The biggest thing I wanted to change this year was the way I took notes in lectures – something I’ve talked about a lot on this blog.
Today I just want to go a bit more in depth about it (don’t worry, it’s the last time!) and talk about how easy (or not so easy) it is.
First and foremost, it’s amazing how easy it is to get to grips with the large on screen keyboard of the iPad. It sort of becomes natural to type on when you get used to it. I’ve owned several iterations of the iPad myself but never typed extensively on them, but typing on it is relatively painless and I find myself using the ‘touch keyboard’ A LOT to select text, indent a selection of text, create lists etc.
The real problem is really how quick it is. In a lecture, it’s really easy to get left behind while the lecturer is moving forward with his talk because you’re not striking real keys, rather a flat bit of glass, so I found myself typing slower than I would like. Often at times I would miss the lectures talk because the iPad constantly auto corrects you changes words. Also, sometimes the keyboard accidentally activates its touch keyboard mode and selects text, which then gets deleted when I start typing again. Luckily there are undo buttons in apps, but in the time I’ve made these mistakes, I’ve also missed a few minutes of the lecturers talk – which might not seem like much but it is a lot when you’re trying to understand Java!
Talking about Java though, I noticed that it’s quite challenging to type code in my notes. The special characters are not easy to type as you have keep changing the view of the keyboard from letters to symbols – which is understandable, given the fact you can only see so much on screen as one time. It also likes to correct any code I type into other “proper” words and changes the formatting of some code. It’s definitely not designed to take programming notes but it can be done.

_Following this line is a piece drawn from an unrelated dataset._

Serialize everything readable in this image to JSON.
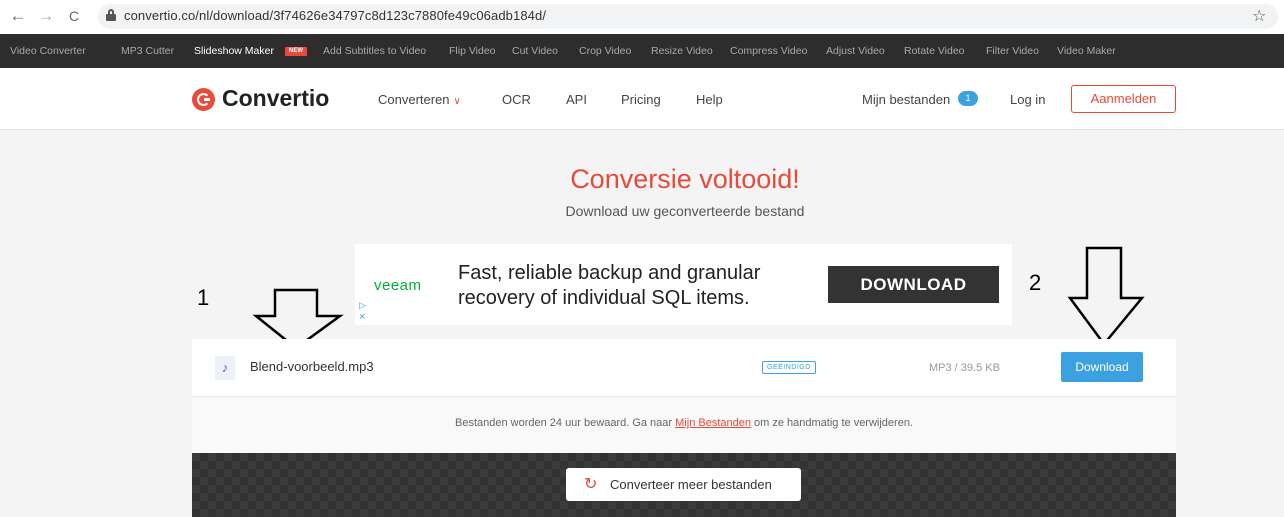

If you overlook these small problems, I found the iPad to be a solid device for taking notes on and I am happy to report that a notepad has not been seen in my bag at all. It’s SUPER easy to get to my notes on iCloud.com and download them to my USB.
My preferred app for taking notes is Pages because it’s integrated with the iPad and iCloud (being an Apple made app) and is also clean and easy to use. I have seen other students using the built in Notes app, which is great. Another student uses the Notability app and they said they liked the larger text area and the amount of features it has.
At the top of my lecture notes, I like to write the name of the module, followed by the lecture number. It can be very long to keep typing “Object Oriented Programming 2” every time, so I have set up some keyboard short cuts to help me with them 😉
So now I can type “OOP2”, and it will expand automatically!
A small number of students are still lagging behind on pen and paper and an even smaller number are carrying laptops for notes + following slides. However there so are many brave students that are taking notes, following the slides & interacting with the lecture on the iPads.
In the next post, I will be talking about textbooks on iPad 🙂